However, this doesn’t mean that Google will remove everything it’s asked to. When a Canadian court demanded the search engine to delist sites that offered unlawful and competing products of Equustek Solutions, it fought back.
After several years in court, the Supreme Court of Canada directed Google to remove the websites from its search results last summer. This order wasn’t limited to Canada alone, but applied worldwide.
Worried about the possible negative consequences the broad verdict could have, Google then took the case to the US, and with success.
A federal court in California already signed a preliminary injunction a few weeks ago, disarming the Canadian order, and a few days ago ruled that Google has won its case.
According to the California court, the Canadian Supreme court ruling violates the First Amendment of the U.S. Constitution, putting free speech at risk.
It would also go against Section 230 of the Communications Decency Act, which offers search engines and other Internet services immunity from liability for material published by others.
“The Canadian order would eliminate Section 230 immunity for service providers that link to third-party websites,” the court wrote.
“By forcing intermediaries to remove links to third-party material, the Canadian order undermines the policy goals of Section 230 and threatens free speech on the global internet.”
After a legal battle that kept the Canadian court busy since 2014, the US case was solved rather quickly. Equustek Solutions didn’t show up and failed to defend itself, which made it an easy win.
Now that the permanent injunction is signed the case will be closed. While Google still has to delist the contested pages in Canada, it no longer has to do the same worldwide.
As highlighted previously, the order is very important in the broader scheme. If foreign courts are allowed to grant worldwide blockades, free speech could be severely hampered.
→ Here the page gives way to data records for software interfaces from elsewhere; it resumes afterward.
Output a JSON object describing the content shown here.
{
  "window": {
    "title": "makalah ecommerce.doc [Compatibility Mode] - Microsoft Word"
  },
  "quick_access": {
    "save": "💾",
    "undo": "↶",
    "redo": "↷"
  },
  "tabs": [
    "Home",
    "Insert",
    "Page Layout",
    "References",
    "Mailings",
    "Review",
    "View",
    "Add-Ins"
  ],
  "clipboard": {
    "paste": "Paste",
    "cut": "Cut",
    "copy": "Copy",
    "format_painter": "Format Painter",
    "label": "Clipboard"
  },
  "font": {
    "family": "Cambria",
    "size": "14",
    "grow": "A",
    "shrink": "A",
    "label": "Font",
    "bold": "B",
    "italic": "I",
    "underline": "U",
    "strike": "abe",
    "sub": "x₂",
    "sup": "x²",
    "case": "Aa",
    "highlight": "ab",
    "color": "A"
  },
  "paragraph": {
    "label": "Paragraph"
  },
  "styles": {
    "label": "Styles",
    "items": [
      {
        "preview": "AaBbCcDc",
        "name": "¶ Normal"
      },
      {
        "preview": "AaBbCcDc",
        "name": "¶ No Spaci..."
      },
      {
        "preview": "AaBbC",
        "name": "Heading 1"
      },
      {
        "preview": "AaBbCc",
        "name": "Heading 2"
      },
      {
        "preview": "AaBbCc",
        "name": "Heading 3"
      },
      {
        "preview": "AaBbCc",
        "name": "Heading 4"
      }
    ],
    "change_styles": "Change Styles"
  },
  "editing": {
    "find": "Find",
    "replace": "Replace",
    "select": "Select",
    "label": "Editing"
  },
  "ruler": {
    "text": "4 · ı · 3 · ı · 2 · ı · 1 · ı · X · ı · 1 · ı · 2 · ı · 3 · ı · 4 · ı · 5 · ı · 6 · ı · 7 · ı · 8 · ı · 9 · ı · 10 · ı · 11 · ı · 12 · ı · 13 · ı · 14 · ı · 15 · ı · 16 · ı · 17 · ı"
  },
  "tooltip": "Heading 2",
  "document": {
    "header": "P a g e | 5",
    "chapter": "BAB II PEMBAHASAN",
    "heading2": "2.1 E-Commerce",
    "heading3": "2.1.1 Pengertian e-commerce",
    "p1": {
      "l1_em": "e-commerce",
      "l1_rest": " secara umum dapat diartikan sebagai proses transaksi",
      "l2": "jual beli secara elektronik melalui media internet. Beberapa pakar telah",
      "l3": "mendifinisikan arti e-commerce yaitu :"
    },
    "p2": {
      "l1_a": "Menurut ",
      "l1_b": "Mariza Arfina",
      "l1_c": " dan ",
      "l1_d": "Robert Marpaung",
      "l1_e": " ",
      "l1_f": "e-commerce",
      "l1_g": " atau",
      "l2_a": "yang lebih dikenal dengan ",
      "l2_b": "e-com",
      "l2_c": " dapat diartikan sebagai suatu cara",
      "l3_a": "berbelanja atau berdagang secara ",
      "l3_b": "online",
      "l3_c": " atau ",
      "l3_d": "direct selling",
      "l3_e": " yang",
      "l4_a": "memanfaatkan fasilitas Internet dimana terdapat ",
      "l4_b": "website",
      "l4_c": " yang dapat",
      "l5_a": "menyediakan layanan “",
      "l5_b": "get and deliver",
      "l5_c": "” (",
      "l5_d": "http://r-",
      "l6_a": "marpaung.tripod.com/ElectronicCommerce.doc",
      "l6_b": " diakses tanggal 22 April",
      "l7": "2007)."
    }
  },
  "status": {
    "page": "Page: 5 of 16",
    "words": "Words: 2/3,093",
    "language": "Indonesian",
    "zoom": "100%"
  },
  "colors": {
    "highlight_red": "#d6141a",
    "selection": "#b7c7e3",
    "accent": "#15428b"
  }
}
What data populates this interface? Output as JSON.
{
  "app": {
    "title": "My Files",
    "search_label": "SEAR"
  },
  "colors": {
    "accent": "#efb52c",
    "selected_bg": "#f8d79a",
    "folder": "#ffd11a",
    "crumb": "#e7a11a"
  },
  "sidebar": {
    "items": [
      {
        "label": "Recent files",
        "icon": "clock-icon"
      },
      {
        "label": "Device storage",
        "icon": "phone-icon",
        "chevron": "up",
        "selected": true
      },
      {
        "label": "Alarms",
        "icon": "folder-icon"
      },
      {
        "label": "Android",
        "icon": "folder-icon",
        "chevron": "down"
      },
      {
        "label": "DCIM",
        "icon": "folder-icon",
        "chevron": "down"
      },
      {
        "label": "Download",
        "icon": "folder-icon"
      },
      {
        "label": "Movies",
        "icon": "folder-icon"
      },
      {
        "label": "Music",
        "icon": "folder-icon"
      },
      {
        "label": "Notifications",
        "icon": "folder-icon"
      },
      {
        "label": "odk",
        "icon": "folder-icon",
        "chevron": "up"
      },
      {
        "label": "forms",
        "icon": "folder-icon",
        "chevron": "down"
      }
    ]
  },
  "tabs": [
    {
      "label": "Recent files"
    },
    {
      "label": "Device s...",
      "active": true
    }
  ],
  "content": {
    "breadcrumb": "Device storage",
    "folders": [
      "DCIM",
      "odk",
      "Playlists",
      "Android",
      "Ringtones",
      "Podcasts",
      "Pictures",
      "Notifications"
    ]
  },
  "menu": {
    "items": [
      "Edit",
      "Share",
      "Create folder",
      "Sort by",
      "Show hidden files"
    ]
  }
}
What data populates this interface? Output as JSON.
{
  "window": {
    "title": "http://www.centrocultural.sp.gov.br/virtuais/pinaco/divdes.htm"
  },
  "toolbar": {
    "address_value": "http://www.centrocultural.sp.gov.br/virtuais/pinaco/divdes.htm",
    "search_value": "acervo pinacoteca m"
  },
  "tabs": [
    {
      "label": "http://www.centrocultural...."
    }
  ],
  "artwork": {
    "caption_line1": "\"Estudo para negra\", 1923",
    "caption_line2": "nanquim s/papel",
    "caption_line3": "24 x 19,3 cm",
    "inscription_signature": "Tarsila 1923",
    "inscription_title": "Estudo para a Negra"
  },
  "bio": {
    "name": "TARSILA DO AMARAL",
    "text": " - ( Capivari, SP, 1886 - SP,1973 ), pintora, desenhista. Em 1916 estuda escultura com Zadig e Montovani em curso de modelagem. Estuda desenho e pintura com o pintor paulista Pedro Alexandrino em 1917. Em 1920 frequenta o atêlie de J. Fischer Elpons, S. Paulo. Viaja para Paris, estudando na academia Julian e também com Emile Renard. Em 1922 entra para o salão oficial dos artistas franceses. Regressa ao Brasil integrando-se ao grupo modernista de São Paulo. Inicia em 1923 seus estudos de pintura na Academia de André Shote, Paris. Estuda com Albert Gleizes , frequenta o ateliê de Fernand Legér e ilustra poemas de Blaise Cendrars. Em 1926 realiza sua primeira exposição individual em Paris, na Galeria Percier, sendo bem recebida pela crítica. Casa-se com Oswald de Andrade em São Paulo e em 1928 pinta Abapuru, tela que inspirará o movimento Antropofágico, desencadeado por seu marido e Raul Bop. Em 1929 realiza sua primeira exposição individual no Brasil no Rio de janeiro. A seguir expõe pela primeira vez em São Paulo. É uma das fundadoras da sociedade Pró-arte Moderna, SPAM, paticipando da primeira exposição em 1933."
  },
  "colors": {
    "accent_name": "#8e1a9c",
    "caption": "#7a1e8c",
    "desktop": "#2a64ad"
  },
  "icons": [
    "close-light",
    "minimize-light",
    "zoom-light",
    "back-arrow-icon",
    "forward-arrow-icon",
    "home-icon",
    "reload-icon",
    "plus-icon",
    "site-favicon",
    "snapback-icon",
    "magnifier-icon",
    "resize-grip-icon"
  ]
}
Today it’s a relatively unknown Canadian company, but the damage could be much more severe if the Chinese Government asked Google to block the websites of VPN providers, or any other information they don’t like.